Hawaii County Council meetings are a pleasure to attend. Environmental Management meetings are not.
The county clerk and his staff treat members of the public with respect and dignity and respect. The Environmental Management Commission chair and vice chair do not.
The County Council allows public testifiers to enjoy their constitutional rights of free speech. The EM commissioners do not.
The County Council provides a sound system which allows everybody in the room to hear everything that is said by all council members. The EM Commission does not. Therefore, the legislative branch of Hawaii County is serving the public, while the administrative branch is authoritarian.
Let’s call this “balance of power” — local-style.
But all is not lost: EM Commission meeting minutes are accurate and easy to read.
As a horse enthusiast born and raised on Hawaii Island, I have spent a great deal of the last 30 years at the Panaewa Equestrian Center. Therefore, when I learned of the proposed changes to the facility, in particular the removal of the beautiful monkeypod trees, I made it a priority to attend a meeting of concerned citizens on Jan. 21.
The meeting was attended by other concerned users, as well as tree and history enthusiasts.
The director and deputy director (James Komata) of Hawaii County Parks and Recreation were in attendance, as well as a couple County Council members.
The facility’s trees provide invaluable shade to the horses, as well as the people who spend time with them. They provide beauty, majesty, ambiance and make the facility comfortable on hot, sunny days. The trees are priceless treasures to the park and all who use it.
When Mr. Komata spoke at the meeting, it was to announce that four of the most critical shade trees were to be removed. The statement was presented as a final decision, reached with any public input.
Mr. Komata then provided feeble reasons for removal: He blamed the trees for mud, potential damage to a waterline, and finally causing required gutter maintenance of stable roofs. The mud is not bad — we do not complain of it, and is present in nonshaded areas, same as under the trees. Waterlines and roofs wear out with or without trees. Mature, healthy monkeypods are value-adding and cannot be replaced within a generation.
Mr. Komata also spoke of needing to make the facility complaint with the Americans with Disabilities Act. I accept those renovations 100%, even if it requires removing a block of stabling.
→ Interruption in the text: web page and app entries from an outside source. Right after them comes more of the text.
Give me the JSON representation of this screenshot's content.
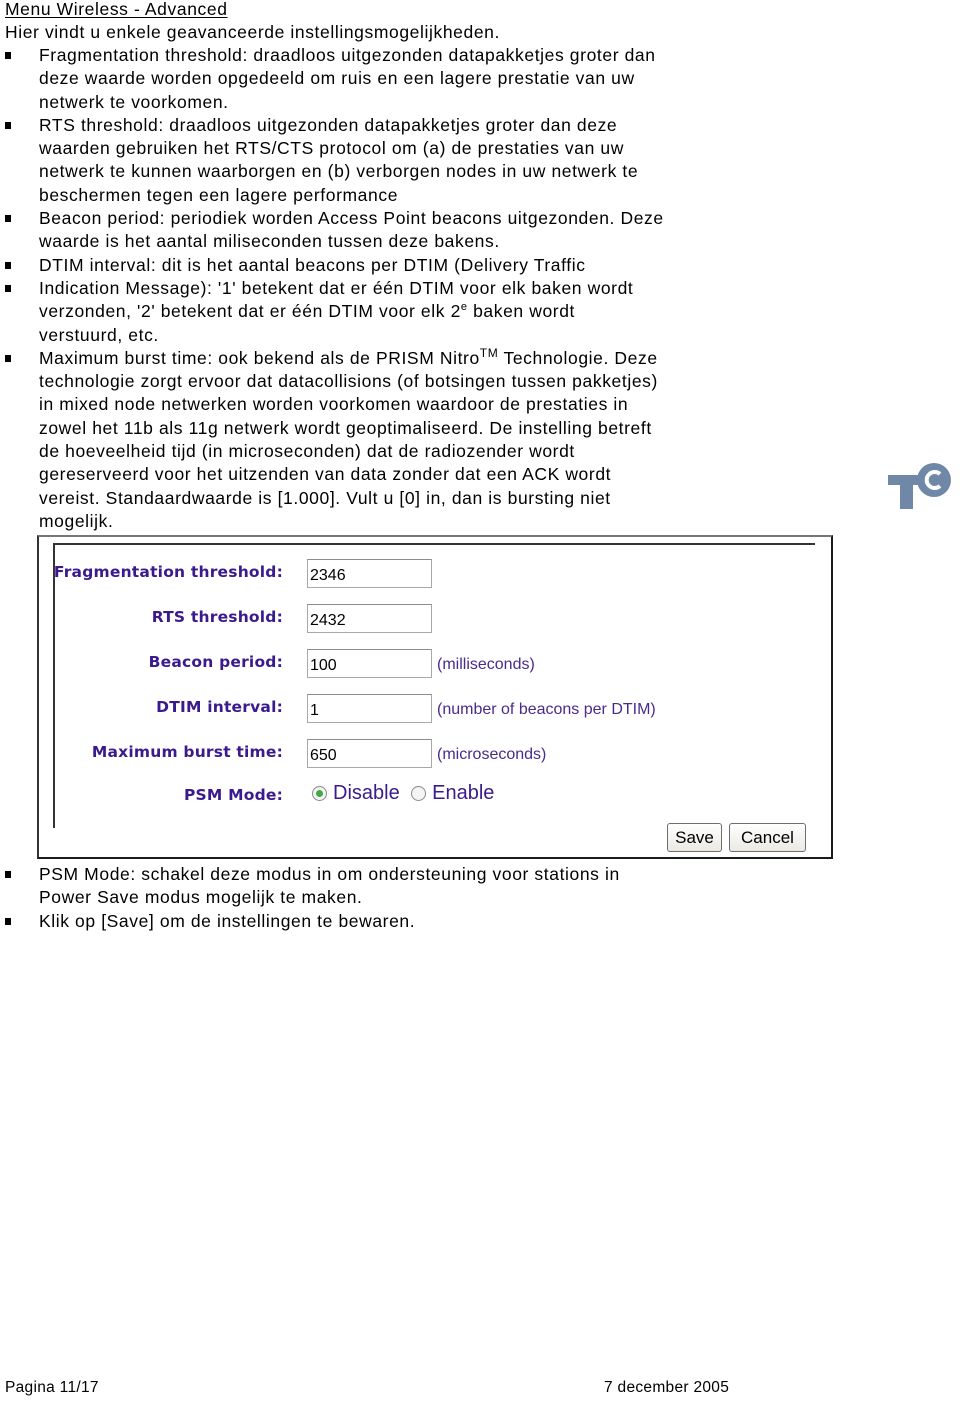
{
  "document": {
    "title": "Menu Wireless - Advanced",
    "intro": "Hier vindt u enkele geavanceerde instellingsmogelijkheden.",
    "bullets_top": [
      {
        "lines": [
          "Fragmentation threshold: draadloos uitgezonden datapakketjes groter dan",
          "deze waarde worden opgedeeld om ruis en een lagere prestatie van uw",
          "netwerk te voorkomen."
        ]
      },
      {
        "lines": [
          "RTS threshold: draadloos uitgezonden datapakketjes groter dan deze",
          "waarden gebruiken het RTS/CTS protocol om (a) de prestaties van uw",
          "netwerk te kunnen waarborgen en (b) verborgen nodes in uw netwerk te",
          "beschermen tegen een lagere performance"
        ]
      },
      {
        "lines": [
          "Beacon period: periodiek worden Access Point beacons uitgezonden. Deze",
          "waarde is het aantal miliseconden tussen deze bakens."
        ]
      },
      {
        "lines": [
          "DTIM interval: dit is het aantal beacons per DTIM (Delivery Traffic"
        ]
      },
      {
        "lines": [
          "Indication Message): '1' betekent dat er één DTIM voor elk baken wordt"
        ],
        "line2_pre": "verzonden, '2' betekent dat er één DTIM voor elk 2",
        "line2_sup": "e",
        "line2_post": " baken wordt",
        "line3": "verstuurd, etc."
      },
      {
        "line1_pre": "Maximum burst time: ook bekend als de PRISM Nitro",
        "line1_tm": "TM",
        "line1_post": " Technologie. Deze",
        "lines": [
          "technologie zorgt ervoor dat datacollisions (of botsingen tussen pakketjes)",
          "in mixed node netwerken worden voorkomen waardoor de prestaties in",
          "zowel het 11b als 11g netwerk wordt geoptimaliseerd. De instelling betreft",
          "de hoeveelheid tijd (in microseconden) dat de radiozender wordt",
          "gereserveerd voor het uitzenden van data zonder dat een ACK wordt",
          "vereist. Standaardwaarde is [1.000]. Vult u [0] in, dan is bursting niet",
          "mogelijk."
        ]
      }
    ],
    "bullets_bottom": [
      {
        "lines": [
          "PSM Mode: schakel deze modus in om ondersteuning voor stations in",
          "Power Save modus mogelijk te maken."
        ]
      },
      {
        "lines": [
          "Klik op [Save] om de instellingen te bewaren."
        ]
      }
    ]
  },
  "form": {
    "fields": [
      {
        "label": "Fragmentation threshold:",
        "value": "2346",
        "hint": ""
      },
      {
        "label": "RTS threshold:",
        "value": "2432",
        "hint": ""
      },
      {
        "label": "Beacon period:",
        "value": "100",
        "hint": "(milliseconds)"
      },
      {
        "label": "DTIM interval:",
        "value": "1",
        "hint": "(number of beacons per DTIM)"
      },
      {
        "label": "Maximum burst time:",
        "value": "650",
        "hint": "(microseconds)"
      }
    ],
    "psm": {
      "label": "PSM Mode:",
      "options": [
        {
          "label": "Disable",
          "checked": true
        },
        {
          "label": "Enable",
          "checked": false
        }
      ]
    },
    "buttons": {
      "save": "Save",
      "cancel": "Cancel"
    }
  },
  "logo": {
    "name": "TC",
    "color": "#7088a8"
  },
  "colors": {
    "label": "#3a1a8c",
    "hint": "#4a2a8c",
    "radio_checked": "#43a847"
  },
  "footer": {
    "page": "Pagina 11/17",
    "date": "7 december 2005"
  }
}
There is ample space at the facility to accommodate needing parking stalls and wheelchair access without necessitating the removal of trees. My conclusion from the meeting is that the tree removal is being lumped into the ADA renovations just to confuse the public and users to expedite tree removal work. When arguments do not make sense, I become suspicious of “blowing smoke.”
Monkeypod as lumber has value. Is the motivation for removal to profit off the sale of the lumber?
Perhaps Mr. Komata’s real intention is to make the Panaewa Equestrian Center unenjoyable, limiting its use, and therefore making a case for closure of the center altogether.
This facility is public and owned by us all. If you have not appreciated its beauty (thanks to the trees), please take a moment to visit. Enjoy a picnic in the shade, and meet some horses.
If your experience was enhanced by the trees, then please contact Parks and Rec at firstname.lastname@example.org or 808-961-8311, and please ask Mr. Komata about the true reason for removal — or better yet, please ask the trees to be left alone, for current and future generations to enjoy.